**YOUR TASK:** Only the lines that hold "this" should be in the answer, each copied from the data below.

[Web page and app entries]
========================================

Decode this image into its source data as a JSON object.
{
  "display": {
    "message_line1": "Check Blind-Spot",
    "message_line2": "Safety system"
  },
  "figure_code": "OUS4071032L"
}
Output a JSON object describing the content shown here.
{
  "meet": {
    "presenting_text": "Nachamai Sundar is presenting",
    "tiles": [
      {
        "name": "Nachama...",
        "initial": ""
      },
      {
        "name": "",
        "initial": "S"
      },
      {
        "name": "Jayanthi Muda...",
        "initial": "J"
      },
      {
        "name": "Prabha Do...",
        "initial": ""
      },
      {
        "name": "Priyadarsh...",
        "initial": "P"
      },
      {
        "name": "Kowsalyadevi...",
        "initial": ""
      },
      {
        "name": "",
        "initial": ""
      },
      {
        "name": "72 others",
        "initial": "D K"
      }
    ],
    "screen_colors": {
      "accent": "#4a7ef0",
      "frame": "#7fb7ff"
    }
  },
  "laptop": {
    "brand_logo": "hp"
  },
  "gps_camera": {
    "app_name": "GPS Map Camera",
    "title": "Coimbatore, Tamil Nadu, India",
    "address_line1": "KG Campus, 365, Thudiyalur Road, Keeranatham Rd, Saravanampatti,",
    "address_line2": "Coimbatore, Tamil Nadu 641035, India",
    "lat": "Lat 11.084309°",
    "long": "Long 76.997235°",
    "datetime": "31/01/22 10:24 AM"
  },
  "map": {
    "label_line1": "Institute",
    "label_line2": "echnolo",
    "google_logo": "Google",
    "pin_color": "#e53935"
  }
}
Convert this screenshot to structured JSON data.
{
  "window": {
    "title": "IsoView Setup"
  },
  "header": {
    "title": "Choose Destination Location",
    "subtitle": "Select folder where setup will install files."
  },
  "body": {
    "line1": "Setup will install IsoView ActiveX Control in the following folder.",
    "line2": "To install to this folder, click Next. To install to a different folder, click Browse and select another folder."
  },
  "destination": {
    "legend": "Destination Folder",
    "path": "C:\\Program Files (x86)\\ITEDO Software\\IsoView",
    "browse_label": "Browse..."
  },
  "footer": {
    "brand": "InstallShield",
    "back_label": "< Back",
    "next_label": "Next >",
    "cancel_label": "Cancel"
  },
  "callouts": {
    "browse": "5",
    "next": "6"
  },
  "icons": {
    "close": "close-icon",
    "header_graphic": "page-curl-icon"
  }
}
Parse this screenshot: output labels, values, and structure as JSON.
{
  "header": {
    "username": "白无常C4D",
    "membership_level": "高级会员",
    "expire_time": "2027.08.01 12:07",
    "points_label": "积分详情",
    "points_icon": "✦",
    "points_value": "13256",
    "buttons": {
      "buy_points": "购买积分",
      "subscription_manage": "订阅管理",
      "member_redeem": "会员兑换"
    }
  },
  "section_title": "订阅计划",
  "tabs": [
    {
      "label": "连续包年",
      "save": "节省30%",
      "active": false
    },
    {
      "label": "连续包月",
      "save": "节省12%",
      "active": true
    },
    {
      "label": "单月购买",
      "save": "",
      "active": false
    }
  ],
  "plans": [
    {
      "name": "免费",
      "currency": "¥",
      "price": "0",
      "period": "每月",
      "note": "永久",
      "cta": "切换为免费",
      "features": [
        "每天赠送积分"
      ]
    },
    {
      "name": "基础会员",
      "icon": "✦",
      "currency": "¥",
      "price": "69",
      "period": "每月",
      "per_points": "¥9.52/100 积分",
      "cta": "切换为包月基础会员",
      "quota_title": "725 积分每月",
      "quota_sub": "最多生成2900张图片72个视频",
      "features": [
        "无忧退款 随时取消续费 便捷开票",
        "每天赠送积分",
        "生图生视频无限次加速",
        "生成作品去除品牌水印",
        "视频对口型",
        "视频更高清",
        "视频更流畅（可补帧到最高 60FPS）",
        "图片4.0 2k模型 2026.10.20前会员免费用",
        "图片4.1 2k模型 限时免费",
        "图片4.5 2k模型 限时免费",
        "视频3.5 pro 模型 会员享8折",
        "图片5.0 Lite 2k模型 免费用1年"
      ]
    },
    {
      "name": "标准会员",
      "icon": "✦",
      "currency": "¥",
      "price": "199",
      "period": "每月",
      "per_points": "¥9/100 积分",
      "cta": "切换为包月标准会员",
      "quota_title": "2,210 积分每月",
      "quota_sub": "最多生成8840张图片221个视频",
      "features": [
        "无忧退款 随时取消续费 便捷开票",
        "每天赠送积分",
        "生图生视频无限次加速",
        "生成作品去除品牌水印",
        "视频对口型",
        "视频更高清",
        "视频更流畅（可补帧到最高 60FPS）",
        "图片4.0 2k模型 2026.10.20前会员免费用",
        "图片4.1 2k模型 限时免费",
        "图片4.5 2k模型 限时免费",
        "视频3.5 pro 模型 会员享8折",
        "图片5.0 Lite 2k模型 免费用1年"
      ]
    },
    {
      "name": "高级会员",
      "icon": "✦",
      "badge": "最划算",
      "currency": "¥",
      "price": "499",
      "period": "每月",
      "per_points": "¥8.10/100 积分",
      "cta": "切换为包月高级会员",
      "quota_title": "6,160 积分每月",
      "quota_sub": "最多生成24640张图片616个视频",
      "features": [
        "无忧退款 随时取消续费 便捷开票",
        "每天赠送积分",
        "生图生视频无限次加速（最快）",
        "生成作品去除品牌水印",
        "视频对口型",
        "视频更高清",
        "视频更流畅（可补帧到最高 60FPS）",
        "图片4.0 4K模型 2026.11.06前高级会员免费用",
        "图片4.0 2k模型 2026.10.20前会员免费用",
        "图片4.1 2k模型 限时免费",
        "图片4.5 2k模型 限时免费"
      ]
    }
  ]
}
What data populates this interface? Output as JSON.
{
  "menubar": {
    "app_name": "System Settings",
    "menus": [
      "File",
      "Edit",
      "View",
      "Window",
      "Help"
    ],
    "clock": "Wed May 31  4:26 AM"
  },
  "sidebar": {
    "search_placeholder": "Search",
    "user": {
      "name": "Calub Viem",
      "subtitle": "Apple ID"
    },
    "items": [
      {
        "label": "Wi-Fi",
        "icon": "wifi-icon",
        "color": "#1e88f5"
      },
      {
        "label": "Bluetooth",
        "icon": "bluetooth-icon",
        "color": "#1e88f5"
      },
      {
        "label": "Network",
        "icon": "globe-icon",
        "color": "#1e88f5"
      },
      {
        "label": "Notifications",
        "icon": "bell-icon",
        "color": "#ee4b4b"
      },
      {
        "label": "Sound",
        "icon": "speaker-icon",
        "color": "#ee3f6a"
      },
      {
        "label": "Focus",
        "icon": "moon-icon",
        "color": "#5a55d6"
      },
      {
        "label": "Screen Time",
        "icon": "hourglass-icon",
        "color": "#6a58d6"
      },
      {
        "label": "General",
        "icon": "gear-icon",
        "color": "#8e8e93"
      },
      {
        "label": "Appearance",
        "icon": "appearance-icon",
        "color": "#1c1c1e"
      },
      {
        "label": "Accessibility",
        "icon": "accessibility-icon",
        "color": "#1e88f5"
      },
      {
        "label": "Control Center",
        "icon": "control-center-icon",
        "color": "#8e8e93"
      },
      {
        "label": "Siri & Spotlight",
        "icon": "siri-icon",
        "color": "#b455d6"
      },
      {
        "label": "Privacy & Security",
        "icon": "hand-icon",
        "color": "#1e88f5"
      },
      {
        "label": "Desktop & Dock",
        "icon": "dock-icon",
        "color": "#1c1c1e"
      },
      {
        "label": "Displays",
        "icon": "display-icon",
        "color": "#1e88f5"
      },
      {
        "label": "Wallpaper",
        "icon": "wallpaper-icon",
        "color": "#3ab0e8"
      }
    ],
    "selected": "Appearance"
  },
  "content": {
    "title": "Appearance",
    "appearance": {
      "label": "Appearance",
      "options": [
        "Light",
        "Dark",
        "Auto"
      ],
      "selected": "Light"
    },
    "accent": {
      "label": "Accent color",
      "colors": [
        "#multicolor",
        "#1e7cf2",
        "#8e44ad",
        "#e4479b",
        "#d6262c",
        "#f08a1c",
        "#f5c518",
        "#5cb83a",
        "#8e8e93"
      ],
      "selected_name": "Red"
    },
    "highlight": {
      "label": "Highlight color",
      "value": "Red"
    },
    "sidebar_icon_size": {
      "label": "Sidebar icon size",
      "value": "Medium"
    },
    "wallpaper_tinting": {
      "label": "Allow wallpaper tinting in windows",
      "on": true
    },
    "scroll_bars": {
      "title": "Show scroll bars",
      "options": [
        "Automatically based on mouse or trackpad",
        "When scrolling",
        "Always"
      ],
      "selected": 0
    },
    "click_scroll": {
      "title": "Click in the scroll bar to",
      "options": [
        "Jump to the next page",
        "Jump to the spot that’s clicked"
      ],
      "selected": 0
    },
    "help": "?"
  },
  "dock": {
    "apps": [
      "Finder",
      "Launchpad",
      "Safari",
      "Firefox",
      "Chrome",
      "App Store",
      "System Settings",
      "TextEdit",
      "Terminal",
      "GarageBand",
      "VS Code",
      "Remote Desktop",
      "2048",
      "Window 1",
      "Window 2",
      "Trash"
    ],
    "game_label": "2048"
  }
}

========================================

**COMPLETED EXERCISE:**
Decode this image into its source data as a JSON object.
Convert this screenshot to structured JSON data.
    "line2": "To install to this folder, click Next. To install to a different folder, click Browse and select another folder."
Parse this screenshot: output labels, values, and structure as JSON.
What data populates this interface? Output as JSON.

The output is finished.